[HOW TO COMPLETE THIS TASK]: Please copy, exactly and with no pictures, only the lines from the one containing "Convert this screenshot" through the last line of the records.

(Dataset items)
+++

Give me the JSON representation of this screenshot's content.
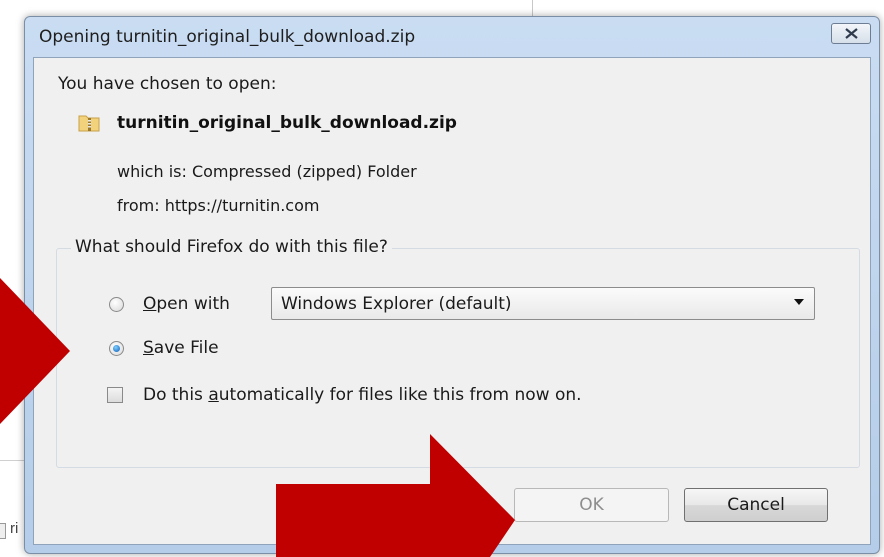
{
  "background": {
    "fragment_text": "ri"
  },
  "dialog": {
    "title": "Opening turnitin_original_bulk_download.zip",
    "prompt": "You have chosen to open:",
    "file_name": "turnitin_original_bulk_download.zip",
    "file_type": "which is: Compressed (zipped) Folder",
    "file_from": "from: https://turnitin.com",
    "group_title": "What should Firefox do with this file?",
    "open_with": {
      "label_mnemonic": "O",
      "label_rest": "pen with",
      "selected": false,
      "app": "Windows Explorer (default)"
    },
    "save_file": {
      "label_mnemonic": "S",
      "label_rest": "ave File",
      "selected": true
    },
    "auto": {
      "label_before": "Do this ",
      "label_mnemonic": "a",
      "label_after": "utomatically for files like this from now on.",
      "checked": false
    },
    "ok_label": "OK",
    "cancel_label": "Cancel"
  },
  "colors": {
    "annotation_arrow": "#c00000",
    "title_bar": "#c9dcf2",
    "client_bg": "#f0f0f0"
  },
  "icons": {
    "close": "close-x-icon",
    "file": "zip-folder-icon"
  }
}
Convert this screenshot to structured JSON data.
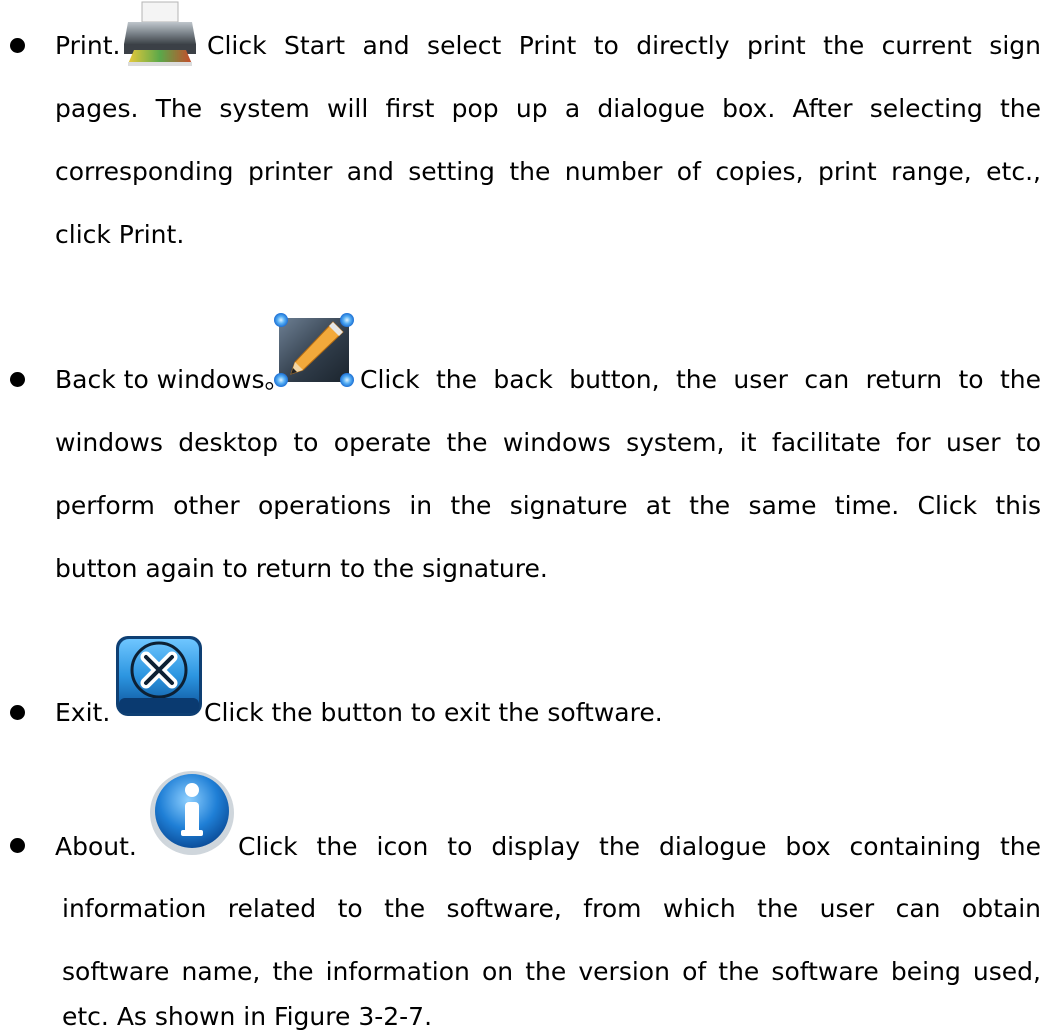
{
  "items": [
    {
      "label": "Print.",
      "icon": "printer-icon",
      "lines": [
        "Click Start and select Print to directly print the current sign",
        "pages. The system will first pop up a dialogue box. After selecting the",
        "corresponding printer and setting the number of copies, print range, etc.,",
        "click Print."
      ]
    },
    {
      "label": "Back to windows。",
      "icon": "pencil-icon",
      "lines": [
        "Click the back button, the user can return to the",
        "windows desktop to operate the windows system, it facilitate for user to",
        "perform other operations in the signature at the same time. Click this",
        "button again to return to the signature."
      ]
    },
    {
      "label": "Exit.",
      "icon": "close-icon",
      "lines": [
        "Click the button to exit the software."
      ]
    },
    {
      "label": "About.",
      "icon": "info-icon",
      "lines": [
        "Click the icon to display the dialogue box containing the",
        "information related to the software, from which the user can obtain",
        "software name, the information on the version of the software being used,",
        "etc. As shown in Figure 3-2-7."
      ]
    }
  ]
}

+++

[EXERCISE ANSWER]:
Convert this screenshot to structured JSON data.
{
  "items": [
    {
      "label": "Print.",
      "icon": "printer-icon",
      "lines": [
        "Click Start and select Print to directly print the current sign",
        "pages. The system will first pop up a dialogue box. After selecting the",
        "corresponding printer and setting the number of copies, print range, etc.,",
        "click Print."
      ]
    },
    {
      "label": "Back to windows。",
      "icon": "pencil-icon",
      "lines": [
        "Click the back button, the user can return to the",
        "windows desktop to operate the windows system, it facilitate for user to",
        "perform other operations in the signature at the same time. Click this",
        "button again to return to the signature."
      ]
    },
    {
      "label": "Exit.",
      "icon": "close-icon",
      "lines": [
        "Click the button to exit the software."
      ]
    },
    {
      "label": "About.",
      "icon": "info-icon",
      "lines": [
        "Click the icon to display the dialogue box containing the",
        "information related to the software, from which the user can obtain",
        "software name, the information on the version of the software being used,",
        "etc. As shown in Figure 3-2-7."
      ]
    }
  ]
}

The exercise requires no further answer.